Error #FP333FP stands for the number of parameters in convolutional layers. #Lay refers to the number of (1D or 2D) convolution layers. is the largest kernel size in the network.   #Lay Runtime Feat. Time Baseline (retrained) [21] 2.60   339K 4 3 64.5s 776.9s DecomposeMe 2.66 48K   4 5 63.1s 312.9s DecomposeMe 2.72 32K   2 9 63.5s 281.9s       Method ON444ON (Out-Noc) and OA (Out-All) stand for percentage of erroneous pixels in non-occluded areas and in total respectively. AN (Avg-Noc) and AA (Avg-All) stand for average disparity / end-point error in non-occluded areas and in total respectively. OA AN AA MC-CNN-acrt [21] 2.43 3.63 0.7 px 0.9 px DecomposeMe 2.48 3.69 0.8 px 0.9 px MC-CNN 2.61 3.84 0.8 px 1.0 px (a) (b)
Table 2: KITTI2012. a) Results for two instances of our method compared to the baseline. Al models, including the baseline, are retrained from scratch. Time is the forward-backward time over a batch of images measured on a Tesla K20m. b) The leading submission on the KITTI 2012 leader-board as of 1st November 2015.

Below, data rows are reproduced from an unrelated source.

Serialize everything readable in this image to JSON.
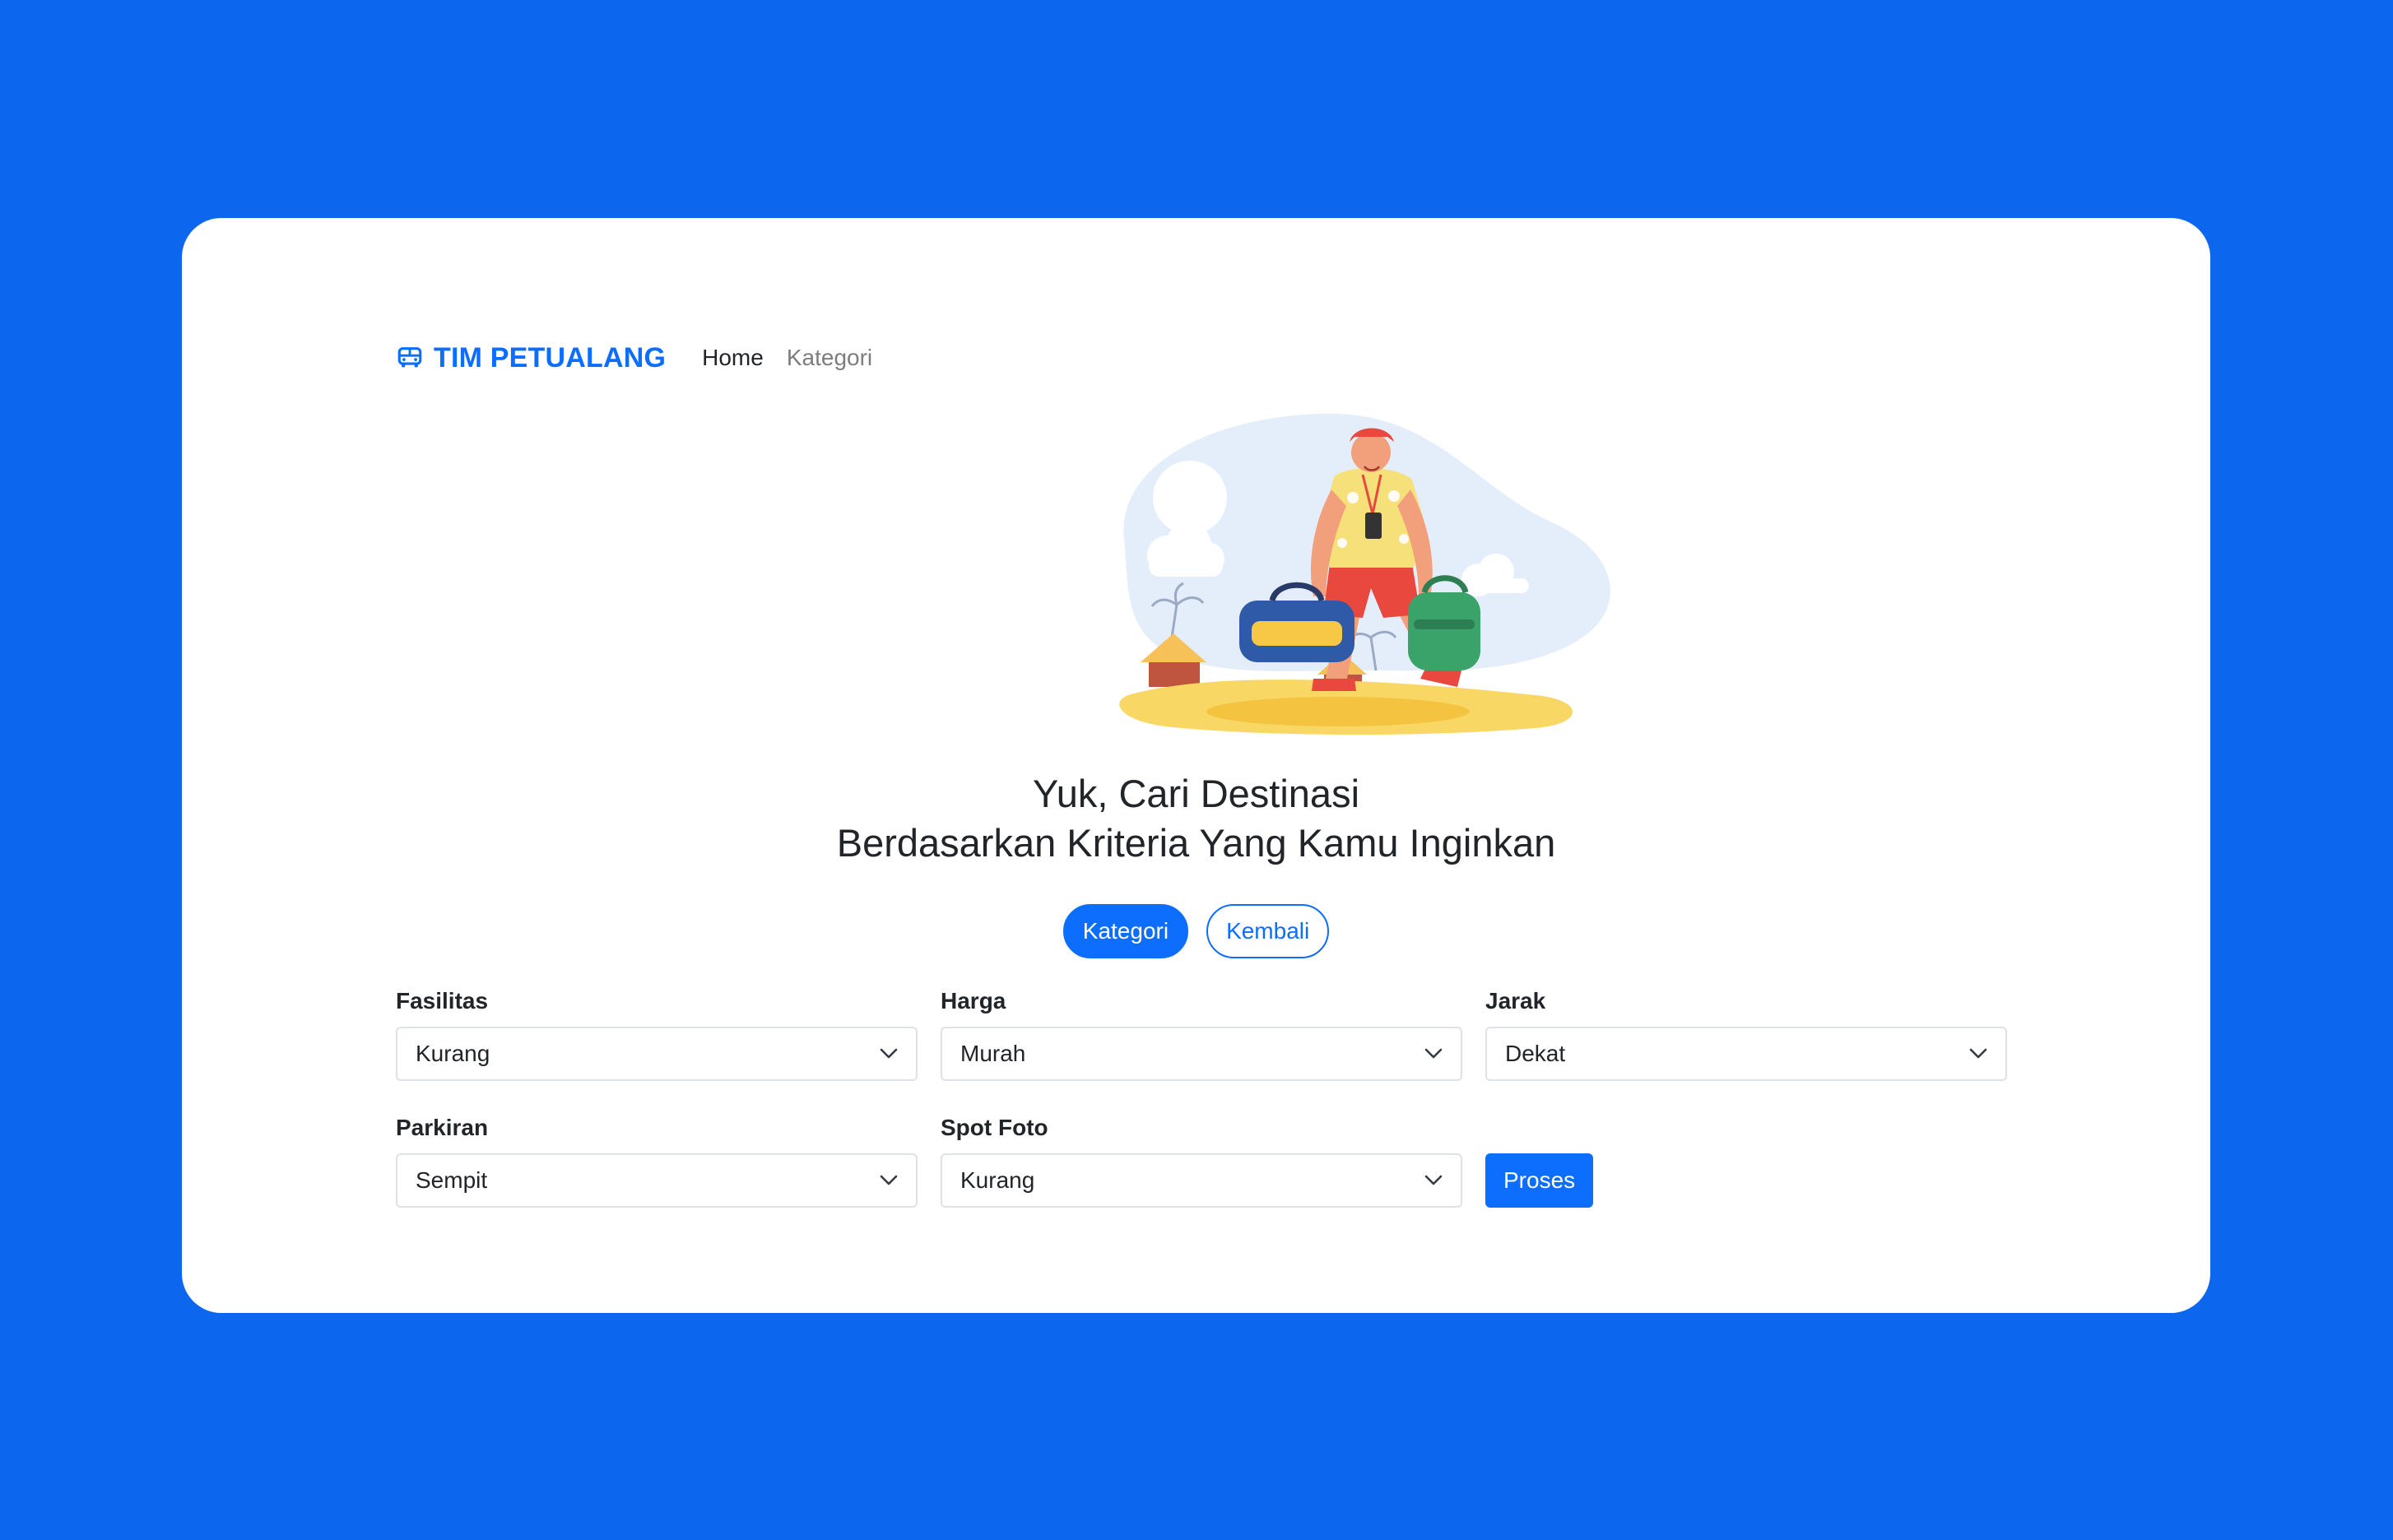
{
  "colors": {
    "background": "#0d66ee",
    "primary": "#0d6efd",
    "text": "#212529",
    "muted": "#7d7d7d"
  },
  "navbar": {
    "brand_icon": "bus-icon",
    "brand": "TIM PETUALANG",
    "links": [
      {
        "label": "Home",
        "active": true
      },
      {
        "label": "Kategori",
        "active": false
      }
    ]
  },
  "hero": {
    "illustration": "traveler-with-bags-beach-illustration"
  },
  "headline": {
    "line1": "Yuk, Cari Destinasi",
    "line2": "Berdasarkan Kriteria Yang Kamu Inginkan"
  },
  "actions": {
    "kategori": "Kategori",
    "kembali": "Kembali"
  },
  "form": {
    "fasilitas": {
      "label": "Fasilitas",
      "value": "Kurang"
    },
    "harga": {
      "label": "Harga",
      "value": "Murah"
    },
    "jarak": {
      "label": "Jarak",
      "value": "Dekat"
    },
    "parkiran": {
      "label": "Parkiran",
      "value": "Sempit"
    },
    "spot_foto": {
      "label": "Spot Foto",
      "value": "Kurang"
    },
    "submit": "Proses"
  }
}
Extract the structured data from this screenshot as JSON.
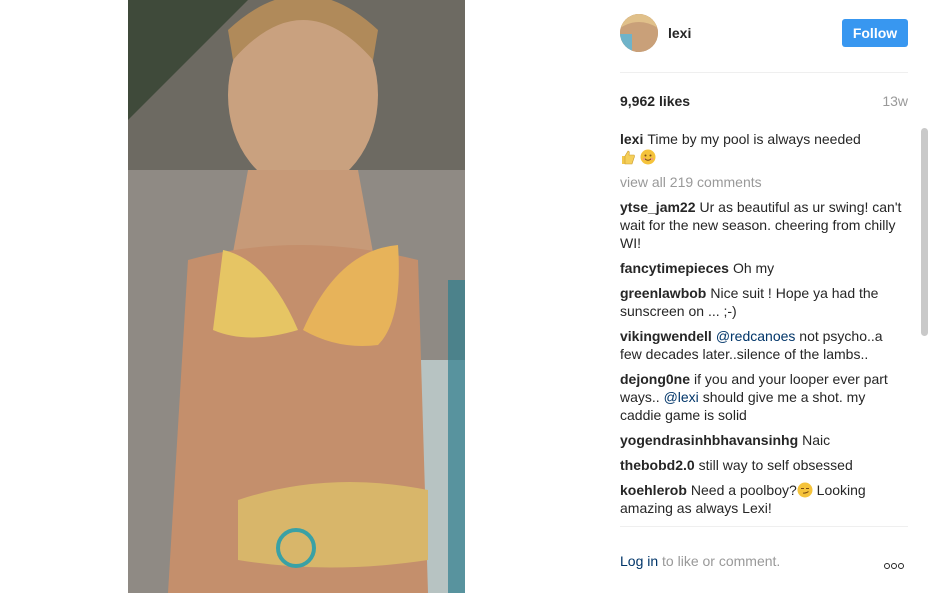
{
  "post": {
    "username": "lexi",
    "follow_label": "Follow",
    "likes_count": "9,962",
    "likes_word": "likes",
    "age": "13w",
    "caption": {
      "user": "lexi",
      "text": "Time by my pool is always needed"
    },
    "view_all": "view all 219 comments",
    "comments": [
      {
        "user": "ytse_jam22",
        "text": "Ur as beautiful as ur swing! can't wait for the new season. cheering from chilly WI!"
      },
      {
        "user": "fancytimepieces",
        "text": "Oh my"
      },
      {
        "user": "greenlawbob",
        "text": "Nice suit ! Hope ya had the sunscreen on ... ;-)"
      },
      {
        "user": "vikingwendell",
        "mention": "@redcanoes",
        "text": "not psycho..a few decades later..silence of the lambs.."
      },
      {
        "user": "dejong0ne",
        "text_a": "if you and your looper ever part ways..",
        "mention": "@lexi",
        "text_b": "should give me a shot. my caddie game is solid"
      },
      {
        "user": "yogendrasinhbhavansinhg",
        "text": "Naic"
      },
      {
        "user": "thebobd2.0",
        "text": "still way to self obsessed"
      },
      {
        "user": "koehlerob",
        "text_a": "Need a poolboy?",
        "text_b": "Looking amazing as always Lexi!"
      }
    ],
    "login_link": "Log in",
    "login_rest": "to like or comment."
  },
  "icons": [
    "thumbs-up-icon",
    "smile-emoji-icon",
    "smirk-emoji-icon",
    "more-options-icon"
  ],
  "colors": {
    "follow": "#3897f0",
    "link": "#003569",
    "muted": "#999999"
  }
}
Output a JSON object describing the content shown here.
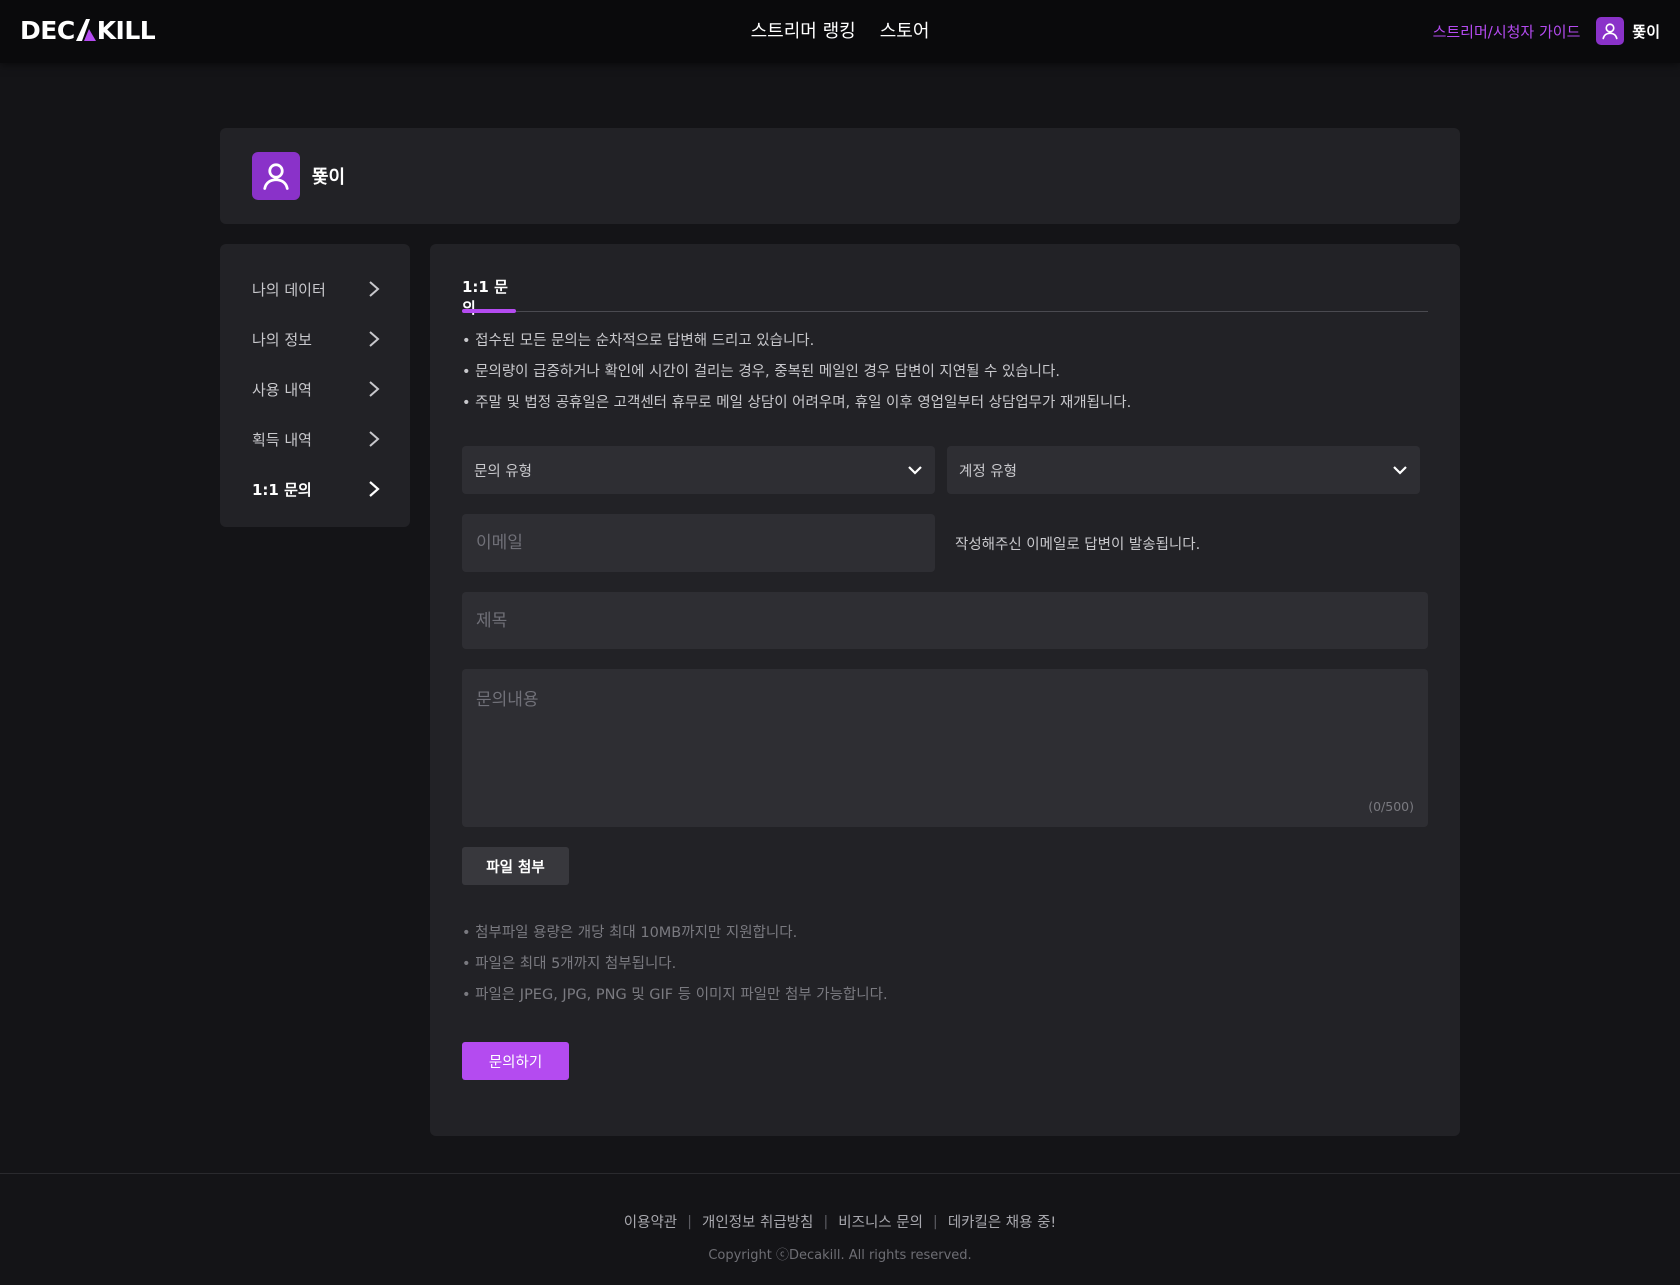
{
  "header": {
    "logo_text_left": "DEC",
    "logo_text_right": "KILL",
    "nav": [
      {
        "label": "스트리머 랭킹"
      },
      {
        "label": "스토어"
      }
    ],
    "guide_link": "스트리머/시청자 가이드",
    "username": "뚗이"
  },
  "profile": {
    "name": "뚗이"
  },
  "sidebar": {
    "items": [
      {
        "label": "나의 데이터"
      },
      {
        "label": "나의 정보"
      },
      {
        "label": "사용 내역"
      },
      {
        "label": "획득 내역"
      },
      {
        "label": "1:1 문의"
      }
    ],
    "active_index": 4
  },
  "inquiry": {
    "tab_label": "1:1 문의",
    "notices": [
      "• 접수된 모든 문의는 순차적으로 답변해 드리고 있습니다.",
      "• 문의량이 급증하거나 확인에 시간이 걸리는 경우, 중복된 메일인 경우 답변이 지연될 수 있습니다.",
      "• 주말 및 법정 공휴일은 고객센터 휴무로 메일 상담이 어려우며, 휴일 이후 영업일부터 상담업무가 재개됩니다."
    ],
    "inquiry_type": {
      "value": "문의 유형"
    },
    "account_type": {
      "value": "계정 유형"
    },
    "email": {
      "placeholder": "이메일",
      "value": ""
    },
    "email_hint": "작성해주신 이메일로 답변이 발송됩니다.",
    "title": {
      "placeholder": "제목",
      "value": ""
    },
    "body": {
      "placeholder": "문의내용",
      "value": ""
    },
    "counter": "(0/500)",
    "attach_button": "파일 첨부",
    "file_notices": [
      "• 첨부파일 용량은 개당 최대 10MB까지만 지원합니다.",
      "• 파일은 최대 5개까지 첨부됩니다.",
      "• 파일은 JPEG, JPG, PNG 및 GIF 등 이미지 파일만 첨부 가능합니다."
    ],
    "submit_button": "문의하기"
  },
  "footer": {
    "links": [
      {
        "label": "이용약관"
      },
      {
        "label": "개인정보 취급방침"
      },
      {
        "label": "비즈니스 문의"
      },
      {
        "label": "데카킬은 채용 중!"
      }
    ],
    "separator": "|",
    "copyright": "Copyright ⓒDecakill. All rights reserved."
  },
  "colors": {
    "accent": "#b44bf0",
    "avatar_bg": "#8a32c9",
    "page_bg": "#141417",
    "panel_bg": "#222226",
    "field_bg": "#2e2e33"
  }
}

Finally, Table 2b summarizes bench-marking results on KITTI dataset [38]. Our proposal provides similar results compared to the original network using only of the parameters in the feature layers. These are relevant results since our proposed method, without a custom design, can reach similar performance compared to a deep model that was carefully engineered. More importantly, this is achieved using only a fraction of the number of parameters.

5 Conclusions

In this paper we proposed DecomposeMe. A novel and efficient convolutional neural network architecture based on 1D convolutions. Experiments on large-scale image classification show that our approach improves the classification accuracy while significantly reducing the number of parameters and computational cost. For instance, on Places2 and compared to the VGG-B model, our architecture obtains a relative improvement in top-1 classification accuracy of using fewer parameters than VGG-B and with a speed up factor in forward-time of . Additional experiments on stereo matching also demonstrate the general applicability of the proposed architecture.

Acknowledgment The authors thank John Taylor for helpful discussions and continuous support through using the CSIRO high-performance computing facilities. The authors also thank NVIDIA for generous hardware donations.